Morning Song was my fat fiction pick for September, and it turned out to be a fun yet frustrating read. The novel is set in a fantasy/medieval sort of setting. Morna is a mystic in a small town with a crazy law: rape is legal if no man claims a woman or girl. *Thus, there is a lot of rape in this book. That’s a heads up for all readers.* Although she was gang raped at 13, Morna stays in this violent town to help heal women and girls who are also sexually assaulted. She heals others, too, which is why her friends drop a strange man named Arrick off at her door. He was accidentally shot with three arrows when Morna’s friend mistook this large man for a deer. They slowly fall in love, and when Arrick is evasive about why he has to hurry up and return to his own town, I easily guessed why he was hiding his identity.
Morning Song is a roller coaster of quality. The beginning was predictable and a little cheesy, but about 40% through I was hooked. I was reading more often and getting involved emotionally, especially since by all clues the book should have been done, but there was 60% to go. What else could possibly happen!? That was exciting. However, the editing is terrible— so terrible that I thought this was a self-published book released by an impatient, inexperienced author. The word “comma” replaced actual commas in some places. Commas never appeared to set off names or separate clauses. For example, “Morna ignored them going into healer mode.” This implies Morna ignored other people as they went into healer mode, but Morna is the one who went into healer mode as she ignored other people.
Actually, Susan Simone is published through J. Ellington Ashton Press, which has some really cool-sounding titles, like Crackhouse in the Desert, The ABC’s of Zombie Friendship, Slothantula, (a sloth/tarantula monster?), and Wendy Won’t Go (WTF, Wendy? Now I’m curious!). All very monster/Halloween, which is why I’m curious how they acquired Morning Song, which is more fantasy romance/sexy times.

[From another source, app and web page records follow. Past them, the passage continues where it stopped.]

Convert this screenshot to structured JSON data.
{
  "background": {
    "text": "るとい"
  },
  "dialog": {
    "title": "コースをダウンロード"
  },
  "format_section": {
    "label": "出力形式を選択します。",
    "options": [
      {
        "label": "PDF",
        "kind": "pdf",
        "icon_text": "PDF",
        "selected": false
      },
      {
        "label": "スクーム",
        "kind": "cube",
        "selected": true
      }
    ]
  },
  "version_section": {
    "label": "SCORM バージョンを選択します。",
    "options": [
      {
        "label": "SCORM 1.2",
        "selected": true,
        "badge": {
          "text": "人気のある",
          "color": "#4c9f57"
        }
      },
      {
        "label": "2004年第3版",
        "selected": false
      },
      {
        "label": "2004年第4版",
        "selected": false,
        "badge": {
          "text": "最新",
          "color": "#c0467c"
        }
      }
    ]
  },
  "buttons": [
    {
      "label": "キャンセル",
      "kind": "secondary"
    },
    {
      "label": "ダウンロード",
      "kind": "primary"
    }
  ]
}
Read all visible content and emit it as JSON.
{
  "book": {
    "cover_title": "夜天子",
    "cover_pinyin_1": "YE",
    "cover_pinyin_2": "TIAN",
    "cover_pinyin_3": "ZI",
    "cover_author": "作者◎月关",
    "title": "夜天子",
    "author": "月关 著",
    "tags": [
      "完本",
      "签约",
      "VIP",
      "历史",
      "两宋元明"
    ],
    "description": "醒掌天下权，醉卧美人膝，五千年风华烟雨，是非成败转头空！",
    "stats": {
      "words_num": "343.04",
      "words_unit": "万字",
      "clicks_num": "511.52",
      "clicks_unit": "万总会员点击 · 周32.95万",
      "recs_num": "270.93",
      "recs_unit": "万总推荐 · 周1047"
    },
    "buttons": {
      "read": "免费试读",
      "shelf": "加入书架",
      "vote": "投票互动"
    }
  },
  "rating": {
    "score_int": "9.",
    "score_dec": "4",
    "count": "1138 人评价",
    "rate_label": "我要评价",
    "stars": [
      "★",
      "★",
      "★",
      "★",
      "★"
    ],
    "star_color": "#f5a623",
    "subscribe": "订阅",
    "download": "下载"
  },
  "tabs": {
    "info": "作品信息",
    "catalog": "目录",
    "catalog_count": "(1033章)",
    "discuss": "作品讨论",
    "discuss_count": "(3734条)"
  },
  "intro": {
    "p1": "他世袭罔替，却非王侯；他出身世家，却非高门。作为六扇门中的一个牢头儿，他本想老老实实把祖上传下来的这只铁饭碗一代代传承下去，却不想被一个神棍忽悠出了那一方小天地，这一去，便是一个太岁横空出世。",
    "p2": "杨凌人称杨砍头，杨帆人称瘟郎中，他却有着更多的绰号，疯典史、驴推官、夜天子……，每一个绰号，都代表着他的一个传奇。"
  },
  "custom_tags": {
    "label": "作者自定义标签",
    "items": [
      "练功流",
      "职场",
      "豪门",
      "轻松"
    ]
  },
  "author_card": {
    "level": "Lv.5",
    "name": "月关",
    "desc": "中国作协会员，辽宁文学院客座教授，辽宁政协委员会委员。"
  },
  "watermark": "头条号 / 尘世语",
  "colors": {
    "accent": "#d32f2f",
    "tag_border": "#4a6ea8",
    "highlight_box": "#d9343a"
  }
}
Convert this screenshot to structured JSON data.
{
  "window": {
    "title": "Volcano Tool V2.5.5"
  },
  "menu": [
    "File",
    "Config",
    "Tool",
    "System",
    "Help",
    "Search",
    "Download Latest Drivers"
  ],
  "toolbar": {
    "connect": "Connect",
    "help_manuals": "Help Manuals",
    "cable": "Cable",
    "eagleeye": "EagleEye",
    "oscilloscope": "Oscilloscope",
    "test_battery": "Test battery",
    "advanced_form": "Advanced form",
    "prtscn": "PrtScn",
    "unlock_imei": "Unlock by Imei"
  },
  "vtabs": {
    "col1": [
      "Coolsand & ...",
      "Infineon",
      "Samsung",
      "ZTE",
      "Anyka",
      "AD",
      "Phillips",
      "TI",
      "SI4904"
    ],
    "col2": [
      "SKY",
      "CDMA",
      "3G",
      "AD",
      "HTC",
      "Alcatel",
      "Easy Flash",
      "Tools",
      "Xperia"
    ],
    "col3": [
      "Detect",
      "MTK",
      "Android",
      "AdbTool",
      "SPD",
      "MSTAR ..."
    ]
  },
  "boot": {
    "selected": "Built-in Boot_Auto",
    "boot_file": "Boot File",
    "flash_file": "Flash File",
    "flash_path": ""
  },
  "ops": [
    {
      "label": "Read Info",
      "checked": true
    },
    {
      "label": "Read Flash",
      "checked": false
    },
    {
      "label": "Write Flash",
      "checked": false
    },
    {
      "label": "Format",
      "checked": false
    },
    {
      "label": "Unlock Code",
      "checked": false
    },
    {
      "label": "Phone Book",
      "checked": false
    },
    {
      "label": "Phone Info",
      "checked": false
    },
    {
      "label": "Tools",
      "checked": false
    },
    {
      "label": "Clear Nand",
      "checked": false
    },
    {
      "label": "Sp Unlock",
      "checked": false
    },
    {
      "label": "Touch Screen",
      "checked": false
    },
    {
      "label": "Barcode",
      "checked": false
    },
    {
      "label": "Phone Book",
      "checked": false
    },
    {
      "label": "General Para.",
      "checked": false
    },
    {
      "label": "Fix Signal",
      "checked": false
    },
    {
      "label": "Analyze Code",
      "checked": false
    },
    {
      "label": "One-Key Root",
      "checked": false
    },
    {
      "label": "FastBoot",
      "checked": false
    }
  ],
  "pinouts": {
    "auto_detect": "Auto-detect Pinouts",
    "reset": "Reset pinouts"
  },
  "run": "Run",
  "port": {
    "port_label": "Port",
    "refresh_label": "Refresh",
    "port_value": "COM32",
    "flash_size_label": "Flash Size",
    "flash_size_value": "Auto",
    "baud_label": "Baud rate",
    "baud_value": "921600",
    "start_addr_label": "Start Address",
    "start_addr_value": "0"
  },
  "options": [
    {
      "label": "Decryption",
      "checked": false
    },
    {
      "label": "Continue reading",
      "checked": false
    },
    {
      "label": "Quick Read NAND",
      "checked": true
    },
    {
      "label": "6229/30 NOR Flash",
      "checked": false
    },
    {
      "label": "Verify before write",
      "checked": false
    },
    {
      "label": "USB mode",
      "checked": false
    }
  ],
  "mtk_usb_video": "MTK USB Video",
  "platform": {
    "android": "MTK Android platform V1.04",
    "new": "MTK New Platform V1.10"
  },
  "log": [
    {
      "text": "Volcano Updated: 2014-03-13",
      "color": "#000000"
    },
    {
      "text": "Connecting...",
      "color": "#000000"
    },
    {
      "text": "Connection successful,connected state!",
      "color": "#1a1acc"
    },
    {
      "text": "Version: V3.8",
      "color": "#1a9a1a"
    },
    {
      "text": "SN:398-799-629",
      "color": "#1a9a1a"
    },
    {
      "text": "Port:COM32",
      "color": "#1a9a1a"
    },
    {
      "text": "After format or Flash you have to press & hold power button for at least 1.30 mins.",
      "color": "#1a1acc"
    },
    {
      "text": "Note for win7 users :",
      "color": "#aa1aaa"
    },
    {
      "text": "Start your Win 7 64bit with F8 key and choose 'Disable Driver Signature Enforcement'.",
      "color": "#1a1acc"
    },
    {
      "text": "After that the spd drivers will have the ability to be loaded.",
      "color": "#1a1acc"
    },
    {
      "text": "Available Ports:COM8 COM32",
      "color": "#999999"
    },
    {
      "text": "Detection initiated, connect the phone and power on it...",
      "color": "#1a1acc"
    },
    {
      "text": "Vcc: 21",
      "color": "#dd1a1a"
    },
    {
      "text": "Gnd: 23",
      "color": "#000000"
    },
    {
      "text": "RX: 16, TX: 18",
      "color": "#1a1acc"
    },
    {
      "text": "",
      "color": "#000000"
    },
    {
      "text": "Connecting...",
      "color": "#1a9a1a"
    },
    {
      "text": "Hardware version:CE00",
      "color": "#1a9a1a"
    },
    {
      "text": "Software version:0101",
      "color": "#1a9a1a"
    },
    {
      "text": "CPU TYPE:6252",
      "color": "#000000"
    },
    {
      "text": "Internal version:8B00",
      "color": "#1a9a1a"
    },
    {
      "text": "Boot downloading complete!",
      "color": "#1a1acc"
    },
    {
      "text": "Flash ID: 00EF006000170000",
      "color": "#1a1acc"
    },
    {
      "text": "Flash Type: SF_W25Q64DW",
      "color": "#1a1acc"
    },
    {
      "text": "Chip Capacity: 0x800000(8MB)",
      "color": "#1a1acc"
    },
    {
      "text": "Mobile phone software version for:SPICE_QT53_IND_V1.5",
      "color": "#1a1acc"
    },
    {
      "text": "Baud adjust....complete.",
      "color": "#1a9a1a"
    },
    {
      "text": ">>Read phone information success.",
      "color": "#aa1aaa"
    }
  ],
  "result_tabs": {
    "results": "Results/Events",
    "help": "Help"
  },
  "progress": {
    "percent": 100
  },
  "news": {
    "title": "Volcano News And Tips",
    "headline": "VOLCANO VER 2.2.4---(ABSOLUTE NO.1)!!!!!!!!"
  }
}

The press has potential, but needs a robust editor. There are several editors listed on the press’s site — who aren’t living up to their titles.
The world building in Morning Song was wonky, though had me interested. The story is set in the future. The machines are gone, so it all feels like a traditional fantasy of yore. Morna sings contemporary songs (which are inserted oddly) and give readers an idea of when recorded music was still a thing. But Simone is so invested in this knights/royalty setting that she forgets readers should be in the future, making me wonder why she chose a post-apocalyptic setting at all (other than to share some Adele and Soundgarden songs).
Despite the lacking setting and editorial errors, I did find myself engaged with Morna, Arrick, and several minor characters, including a dog. I wanted to reach the end of the book to make sure they got their happily ever after, especially with so much violence in their lives. Characters are shot with arrows, cut with knives, whacked with staffs, stitched up after births, burned — there’s so much excitement! They’re both strong partners, and Morna happens to be fat. Hooray! Morna is rarely (if ever, come to think of it. . .) saved by Arrick. And sex! Boy-howdy, the sex was fun and will likely make you squiggly.
I had a few concerns, such as how Morna was always described as being so light and graceful on her feet. Just let her be fat for reals, you know? Arrick also mentions how he didn’t realize he was into large women and should have ignored all those skinny ninny’s from his past. No need to insult other women for their bodies, dude. If Morna were skinny, would he have ignored her? Unlikely, so why say such things?
Basically, this is an uppie-downie book that I really liked reading.